Prototype Hypersonic Defense Engine
Ursa Major has signed a new contract with the Air Force Research Laboratory (AFRL) to advance U.S. hypersonic defense programs and space launch capabilities. Under the contract, Ursa Major will build and test a prototype of its new Draper engine for hypersonic, and further develop its 200,000-pound thrust Arroway engine for space launch.
Draper is a storable, 4,000-pound-thrust closed catalyst cycle engine that uses storable hydrogen-peroxide/kerosene propellant, making it ideal for small hypersonic defense vehicles that need to launch on demand, according to Ursa Major. Solid rocket motors have traditionally powered the vehicles used for testing missile defense systems, but they cannot change thrust in real-time to actively throttle and respond to changing conditions.
With adversarial hypersonic weapons becoming increasingly complex and erratic, a liquid rocket engine such as Draper provides active throttle control and throttle range, giving it the maneuverability and flexibility needed for hypersonic defense.

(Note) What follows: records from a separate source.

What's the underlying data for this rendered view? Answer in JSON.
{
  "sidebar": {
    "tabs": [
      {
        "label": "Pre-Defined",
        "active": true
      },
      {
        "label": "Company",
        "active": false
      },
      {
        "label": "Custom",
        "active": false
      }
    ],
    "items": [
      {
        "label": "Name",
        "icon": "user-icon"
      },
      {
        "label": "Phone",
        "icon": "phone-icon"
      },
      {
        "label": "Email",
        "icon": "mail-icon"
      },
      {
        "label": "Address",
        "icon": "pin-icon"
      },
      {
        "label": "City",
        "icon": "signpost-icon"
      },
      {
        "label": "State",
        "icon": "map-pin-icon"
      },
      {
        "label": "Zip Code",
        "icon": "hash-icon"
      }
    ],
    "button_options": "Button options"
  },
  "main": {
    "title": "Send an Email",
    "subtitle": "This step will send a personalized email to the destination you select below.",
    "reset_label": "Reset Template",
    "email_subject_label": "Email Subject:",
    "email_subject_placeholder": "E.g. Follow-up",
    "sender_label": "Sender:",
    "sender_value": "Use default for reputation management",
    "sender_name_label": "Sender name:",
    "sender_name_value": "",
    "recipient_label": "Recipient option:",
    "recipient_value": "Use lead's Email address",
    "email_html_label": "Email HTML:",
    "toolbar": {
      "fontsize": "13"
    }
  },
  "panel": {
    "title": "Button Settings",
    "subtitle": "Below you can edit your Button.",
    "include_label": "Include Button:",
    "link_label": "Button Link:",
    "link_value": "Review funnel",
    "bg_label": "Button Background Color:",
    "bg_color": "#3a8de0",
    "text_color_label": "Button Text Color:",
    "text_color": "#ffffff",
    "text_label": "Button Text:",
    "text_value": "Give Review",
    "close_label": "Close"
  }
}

“Ursa Major continues to be an important partner to AFRL as we build hypersonics capabilities and remove America’s dependence on foreign propulsion systems for launch,” said Shawn Phillips, Chief of AFRL’s Rocket Propulsion Division.